I HAVE A V8 DAKOTA THAT IM TRYING TO STRAIGHTEN ...
1996 Dodge Dakota
November, 30, 2012 AT 3:54 AM
I have a v8 Dakota that I'm trying to straighten out under the hood. The starting and running procedure goes like this. When I start her up when the engine is stone cold, it runs great with plenty of tire burning power and mountains of torque. But after a minute or two of running and warming up, all the fun ends and it feels like it has about 30% less hp. I have a loud exhaust that comes out of the bed like a stack, and I can hear a noticeable difference in the exhaust note too. It starts off real loud and powerful, then dies down to a smoother weaker note. I have evidence of fuel pressure problems. But another issue is, when I'm climbing a hill at highway speed, the engine misfires in five cylinders when under load. It has a brand new ignition system, good fuel, and a K& N intake. Any leads on what may cause this?
Elaborate on "fuel pressure problems". If it is dropping off after a few minutes, you might suspect a collapsing pickup screen inside the gas tank. Often that shows up as stalling when the highest volume of fuel is pumped, ... Which is during coasting.
December, 1, 2012 AT 1:02 AM
Well a little while back I tested the fp. I turned the key, the pump came on, and the pressure went to around 40 psi. Turned it again, 50. But it drops if the engine isn't running. It's considerably lower when running.
December, 1, 2012 AT 1:11 AM
Engine vacuum will make the fuel pressure go lower. The pressure will go up when manifold vacuum goes down, as in when accelerating. That is done by the fuel pressure regulator to maintain steady forces acting on the fuel; pressure on one side of the injector nozzle an vacuum on the other side.
What's important is what happens to that pressure when the problem occurs.
December, 1, 2012 AT 8:32 AM

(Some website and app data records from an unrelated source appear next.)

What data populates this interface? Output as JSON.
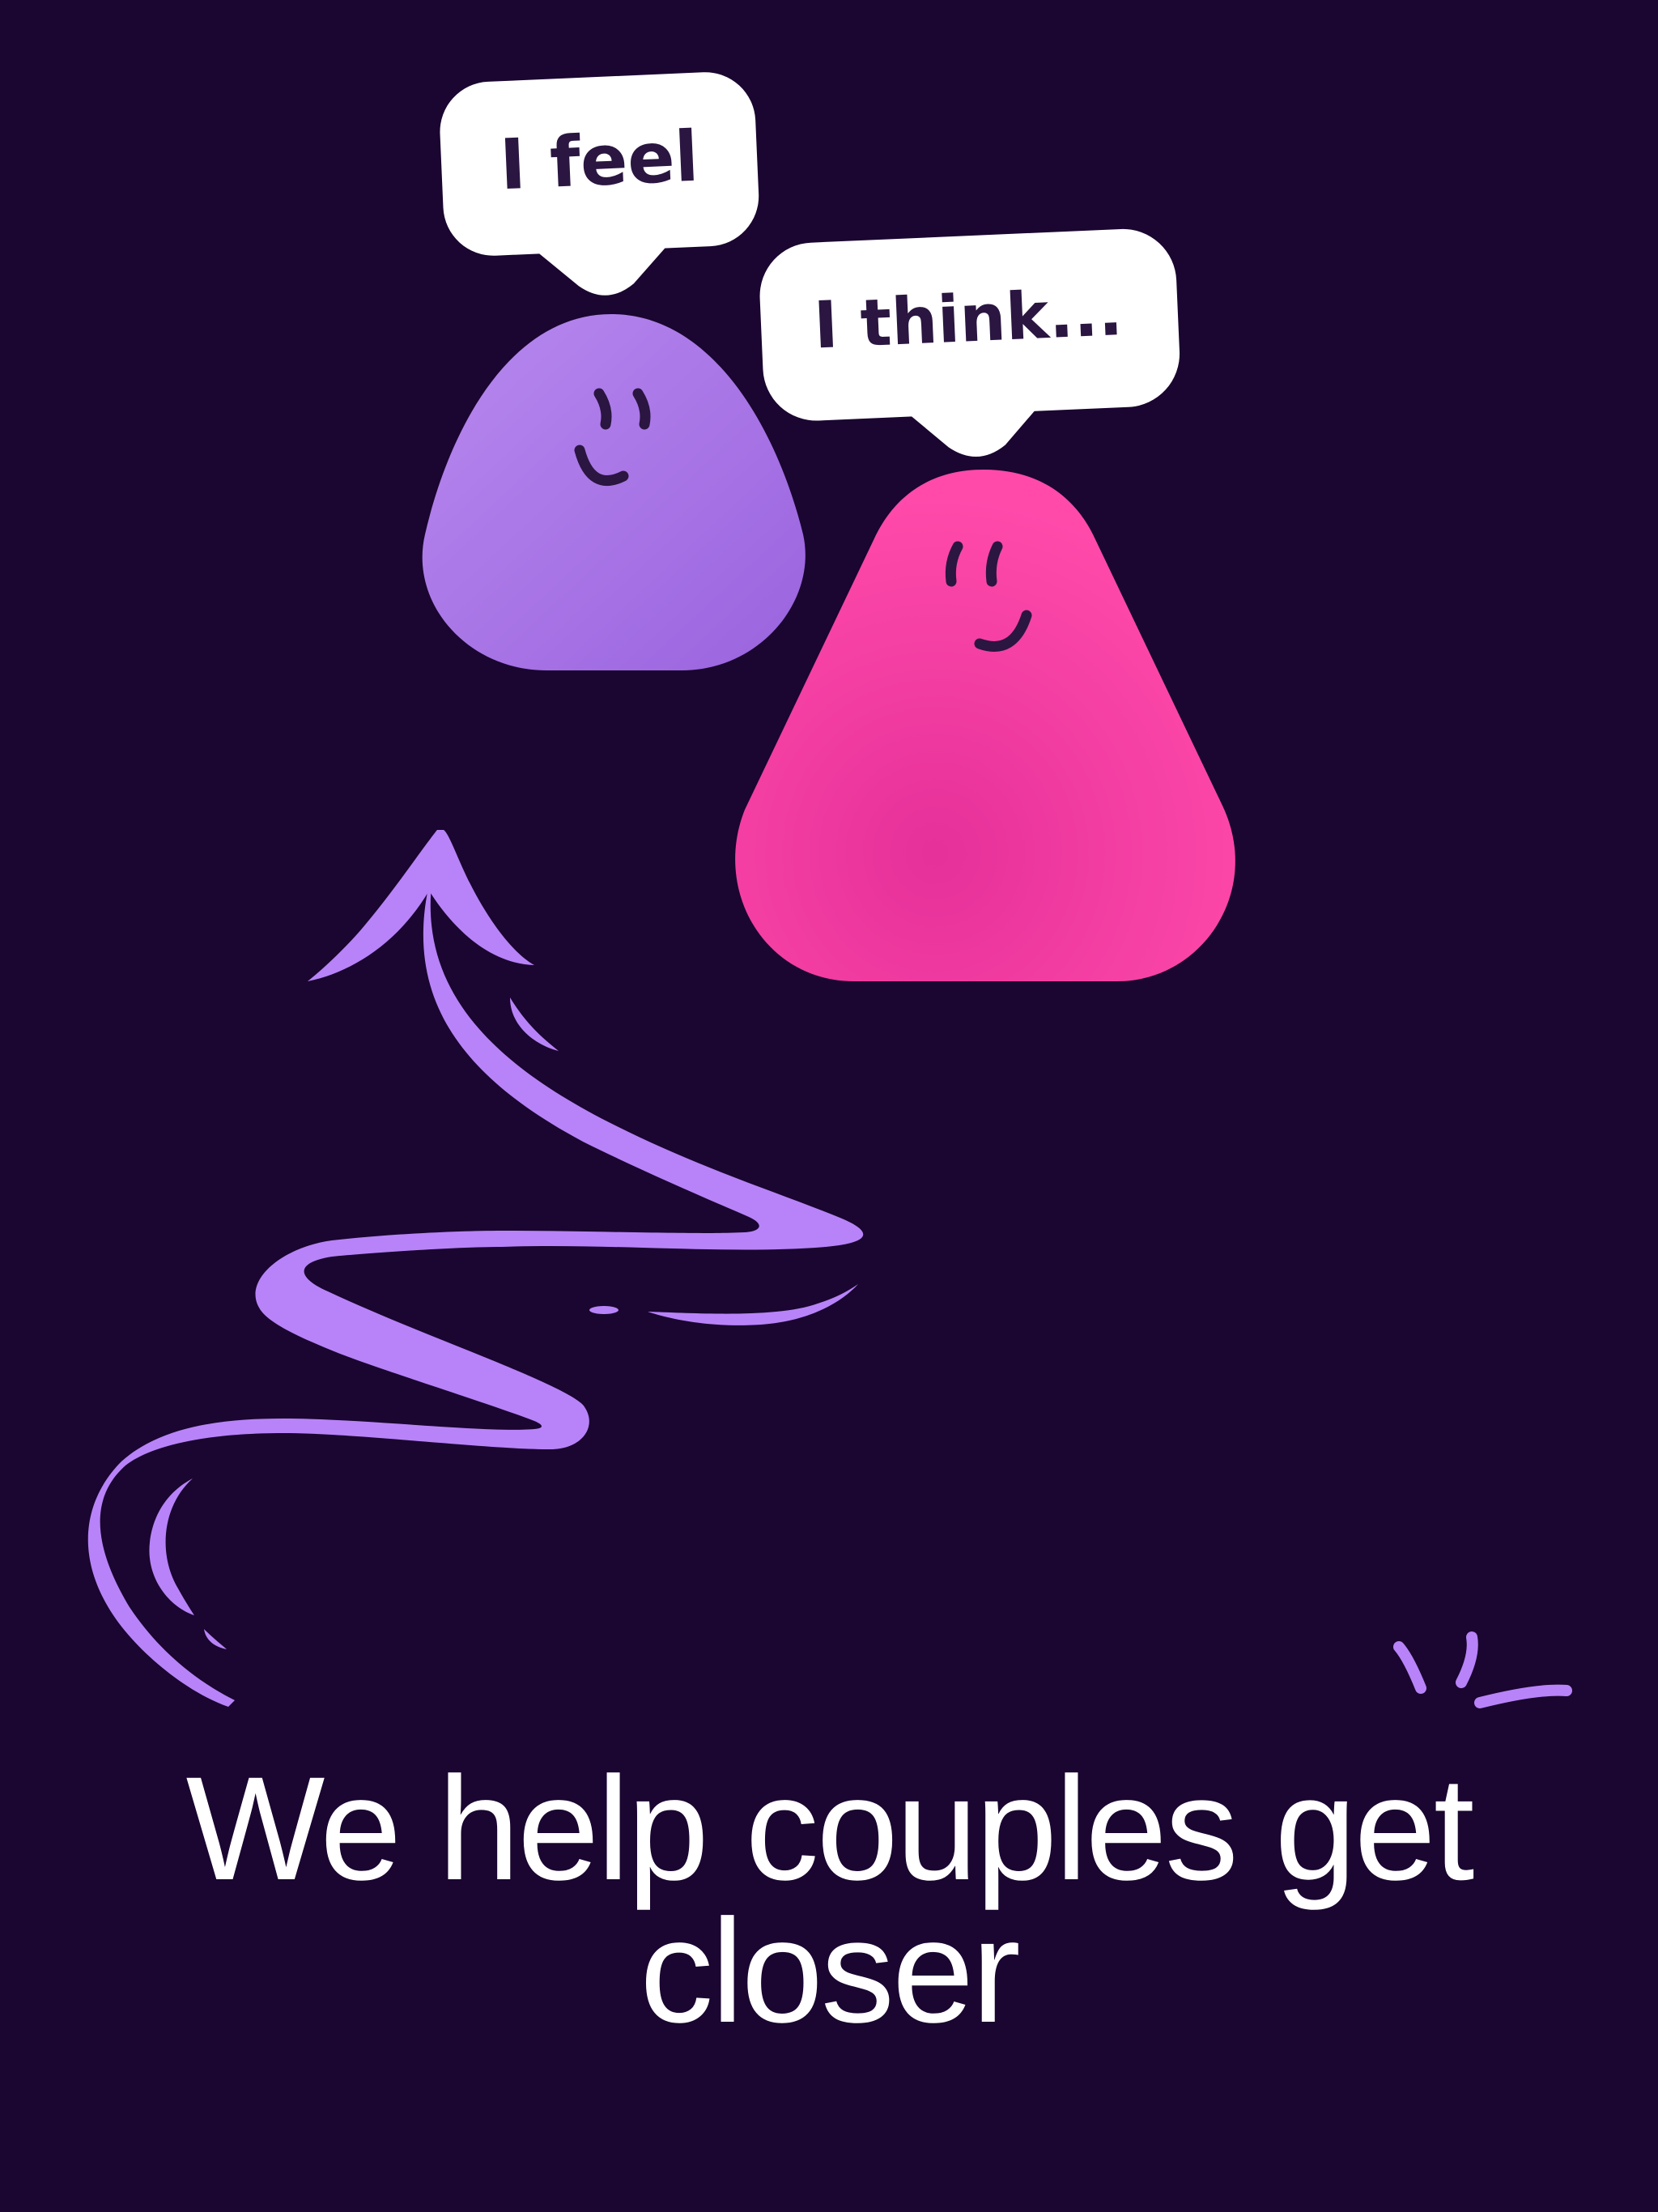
{
  "bubbles": {
    "feel": {
      "text": "I feel"
    },
    "think": {
      "text": "I think..."
    }
  },
  "headline": {
    "text": "We help couples get closer"
  },
  "colors": {
    "background": "#1a0630",
    "purple_character": "#a875e6",
    "pink_character": "#f242a0",
    "arrow": "#b883f8",
    "bubble": "#ffffff",
    "bubble_text": "#2a1640",
    "headline_text": "#ffffff"
  }
}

I had problems with k& n filters. Remove filter. Try stock filter. See if it runs good Good luck it worked for me. P.S. K& n will give you a full refund just call there number on box or email them they will pay you to ship it back too
December, 1, 2012 AT 9:10 AM
The goal of the fresh air intake system is to warm the air so the fuel will vaporize better. Liquid gas doesn't burn. It just goes out the tail pipe, wasted. That's why we needed chokes with carburetors. We dumped in a lot of gas in hopes a high enough percentage would vaporize to make the engine run smoothly.
The idea behind some air cooling filters is the colder air will be more dense so more can get packed in the cylinders, then you can add more fuel to go with it to get more power. The same thing can be done by pressing the gas pedal further. That may have some validity on other brands of cars that use mass air flow sensors in the air intake tubes. They use air temperature and flow to calculate volume so the results of an air cooling system will be noticed by the sensor. Chrysler is the only manufacturer that has been able to make an engine run right without a mass air flow sensor. They still measure the air temperature but engine vacuum is the main criteria driving fuel metering. The Engine Computer will still correctly calculate the fuel needs even when the air is more or less dense.
One thing that might confuse the computer is the discrepancy between the intake air temperature sensor's readings and the battery temperature sensor's readings. Those two will be the same when the engine has been off, and the computer expects them to be the same when the engine is running.
Don't know if that's the answer, but thanks for the information gregery. The world of auto manufacturing is extremely competitive. You can be sure if there was an inexpensive modification that would result in more horsepower or better fuel mileage than their competitors, the engineers would have incorporated it.
December, 3, 2012 AT 11:30 PM
So, what do you think is happening after a minute or two after the engine warms up? What should I do next?
December, 3, 2012 AT 11:59 PM
Monitor the fuel pressure.
December, 7, 2012 AT 1:24 AM
I already did that.
December, 7, 2012 AT 4:51 AM
If we assume it's not fuel-related, you 'll need a scanner to view live data to see what the Engine Computer is seeing. At cold start-up it calculates fuel metering based on air and coolant temperature and manifold vacuum. Once the oxygen sensor reach 600 degrees you will see the computer switch to "closed loop". That's when it fine tunes that fuel calculation based on whether it sees a too rich or too lean condition from the O2 sensors. If that's when the running problem starts, suspect something is limiting air flow and the computer is cutting back on fuel to correct the fuel / air mixture.
It's very rare for an intake air temperature sensor to fail but if it doesn't report the right air temperature, the computer won't command the correct amount of fuel. If the air is colder than what is being reported it will be too dense and the mixture will be too lean. That will result in a hesitation or stumble when accelerating, and a general loss of power. You would see that on the scanner as a temperature different than the actual temperature.
You also mentioned misfiring cylinders. Have you determined why they're misfiring? That can dump unburned fuel and air into the exhaust where only the unburned oxygen will be detected. In response the computer will try to add more fuel to go with that oxygen. That will flood those misfiring cylinders even more and will add fuel to those cylinders that are firing properly.